RECONSTRUCTIVE SURGERY: Will Mandated Coverage Law Bankrupt Surgeons?
When California's new reconstructive surgery law takes effect next year, some doctors say it could be financially detrimental to their group practices. American Medical News reports that the law "would raise the current standard" of reconstructive surgery that HMOs and health plans are required to cover "from ensuring that a patient has normal bodily function ... to creating 'a normal appearance, to the extent possible.'" Group medical practices have "vehemently" opposed the law because they will be "required to carry out new coverage mandates," but won't see a corresponding change in the capitation rates they receive from HMOs. According to Dr. Al Briccetti of the Corona Regional Medical Group, some medical groups could find themselves "bankrupt," as they could be covering an "unpredictable volume of surgical procedures" that cost anywhere from $2,000 to $100,000. American Medical News reports that the new law will extend coverage "to patients of all ages and the full range of conditions that do not appear 'normal.'" But Briccetti said, "We have parents who come in and say their child's ears are too big," noting that this type of corrective surgery might come under the law's definition of "normal" appearance.

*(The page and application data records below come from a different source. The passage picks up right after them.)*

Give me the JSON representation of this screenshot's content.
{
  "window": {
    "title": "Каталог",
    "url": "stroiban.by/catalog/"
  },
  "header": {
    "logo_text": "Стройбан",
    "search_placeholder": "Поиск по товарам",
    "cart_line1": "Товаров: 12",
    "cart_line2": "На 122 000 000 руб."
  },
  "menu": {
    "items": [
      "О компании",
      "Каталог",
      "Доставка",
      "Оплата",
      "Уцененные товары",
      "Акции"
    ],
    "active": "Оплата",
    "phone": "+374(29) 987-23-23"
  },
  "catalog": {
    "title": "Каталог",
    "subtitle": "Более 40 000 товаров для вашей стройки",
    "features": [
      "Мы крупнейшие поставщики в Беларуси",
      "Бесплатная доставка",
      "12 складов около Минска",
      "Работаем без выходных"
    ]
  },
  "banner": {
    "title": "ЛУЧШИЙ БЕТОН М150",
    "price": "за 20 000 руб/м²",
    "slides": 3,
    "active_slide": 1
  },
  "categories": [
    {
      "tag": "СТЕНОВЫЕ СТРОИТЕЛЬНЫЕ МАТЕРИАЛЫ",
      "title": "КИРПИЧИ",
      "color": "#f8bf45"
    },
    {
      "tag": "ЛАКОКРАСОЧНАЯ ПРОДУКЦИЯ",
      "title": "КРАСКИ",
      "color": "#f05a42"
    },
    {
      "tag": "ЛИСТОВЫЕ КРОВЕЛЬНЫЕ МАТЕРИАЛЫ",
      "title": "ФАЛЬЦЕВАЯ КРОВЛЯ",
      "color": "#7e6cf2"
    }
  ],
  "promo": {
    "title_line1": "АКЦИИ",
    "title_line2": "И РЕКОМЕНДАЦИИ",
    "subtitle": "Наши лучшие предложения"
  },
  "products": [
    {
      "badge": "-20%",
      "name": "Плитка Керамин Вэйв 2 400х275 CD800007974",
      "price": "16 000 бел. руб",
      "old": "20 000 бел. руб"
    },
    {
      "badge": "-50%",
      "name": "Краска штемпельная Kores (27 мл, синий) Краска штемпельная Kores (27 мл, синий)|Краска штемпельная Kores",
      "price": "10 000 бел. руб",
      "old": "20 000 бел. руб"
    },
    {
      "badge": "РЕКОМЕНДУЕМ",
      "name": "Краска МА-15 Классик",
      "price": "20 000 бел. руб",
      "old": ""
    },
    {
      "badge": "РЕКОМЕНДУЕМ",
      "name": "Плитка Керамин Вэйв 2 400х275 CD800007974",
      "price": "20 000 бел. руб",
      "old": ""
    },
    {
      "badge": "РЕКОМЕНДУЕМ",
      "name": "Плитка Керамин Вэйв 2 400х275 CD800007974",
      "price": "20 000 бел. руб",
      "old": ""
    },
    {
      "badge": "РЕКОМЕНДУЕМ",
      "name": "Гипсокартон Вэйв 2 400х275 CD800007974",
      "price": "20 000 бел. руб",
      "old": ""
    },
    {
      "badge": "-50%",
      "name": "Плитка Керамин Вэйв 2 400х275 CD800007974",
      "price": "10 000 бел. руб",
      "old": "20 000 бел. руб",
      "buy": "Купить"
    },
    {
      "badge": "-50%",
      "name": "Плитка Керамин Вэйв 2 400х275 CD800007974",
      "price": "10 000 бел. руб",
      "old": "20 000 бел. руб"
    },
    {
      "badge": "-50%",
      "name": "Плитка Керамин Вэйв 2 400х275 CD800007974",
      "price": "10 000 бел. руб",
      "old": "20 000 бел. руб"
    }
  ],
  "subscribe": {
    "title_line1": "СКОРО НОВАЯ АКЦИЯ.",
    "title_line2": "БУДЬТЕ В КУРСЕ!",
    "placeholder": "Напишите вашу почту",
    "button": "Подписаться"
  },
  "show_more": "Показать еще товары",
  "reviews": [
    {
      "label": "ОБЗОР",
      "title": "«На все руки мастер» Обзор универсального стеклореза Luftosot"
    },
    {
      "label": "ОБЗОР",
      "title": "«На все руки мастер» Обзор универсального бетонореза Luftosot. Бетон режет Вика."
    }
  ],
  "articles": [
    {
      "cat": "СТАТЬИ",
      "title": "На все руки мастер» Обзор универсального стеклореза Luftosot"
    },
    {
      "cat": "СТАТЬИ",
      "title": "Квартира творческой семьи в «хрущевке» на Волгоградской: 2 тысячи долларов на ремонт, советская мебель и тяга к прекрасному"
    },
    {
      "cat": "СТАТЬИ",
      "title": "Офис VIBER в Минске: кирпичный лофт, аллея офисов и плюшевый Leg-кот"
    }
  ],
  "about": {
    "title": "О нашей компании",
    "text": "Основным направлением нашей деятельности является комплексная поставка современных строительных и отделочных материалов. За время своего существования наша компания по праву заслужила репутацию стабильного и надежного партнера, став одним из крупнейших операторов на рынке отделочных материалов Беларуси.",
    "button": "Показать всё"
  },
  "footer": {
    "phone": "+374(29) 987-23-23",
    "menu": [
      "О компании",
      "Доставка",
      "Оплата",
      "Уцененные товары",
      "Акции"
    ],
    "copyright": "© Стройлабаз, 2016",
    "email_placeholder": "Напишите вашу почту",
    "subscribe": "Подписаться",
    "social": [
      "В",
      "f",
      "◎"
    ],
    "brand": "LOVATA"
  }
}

Dr. Joseph Leonard, a board member of Sharp Community Medical Group, said, "The HMOs don't have to worry about the added costs of this bill because they have placed the insurance risk on the medical groups." Dr. Gene Ogrod, CMO for Sutter Medical Group, said that in a state "where models shave millimeters off their nose," such a law could usher in a rash of costly claims.
AMN reports that the plastic surgery field supported the law, contending that HMOs had denied coverage of basic procedures for too long. And even when HMOs did cover certain procedures, the surgeons contended, patients had to undergo lengthy appeals, surgeons were reimbursed way below their actual costs and only the first in a series of needed surgeries was covered. Dr. Marie Pletsch, a Santa Cruz plastic surgeon, said her practice is "gasping our last breath" because HMOs haven't been covering the full cost of reconstructive surgeries, and patients can't afford them either. AMN reports that representatives of HMOs and plastic surgeons -- the California Association of Health Plans and the American Society of Plastic and Reconstructive Surgeons, respectively -- will meet to "discuss what specific types of surgery would fall under the measure's broad mandate," but representatives of physicians groups are "not invited." While the California Medical Association supported the surgery bill, it also supported a bill that would have required capitation rates to be "actuarially sound." In other words, HMOs would have to raise their rates to reflect increases in mandated procedures. However, AMN reports, the American Medical Group Association "opposed the bill, claiming that it would force groups to reveal sensitive business information to HMOs." The CMA says it will push for the bill's passage next year (Page, 10/19 issue).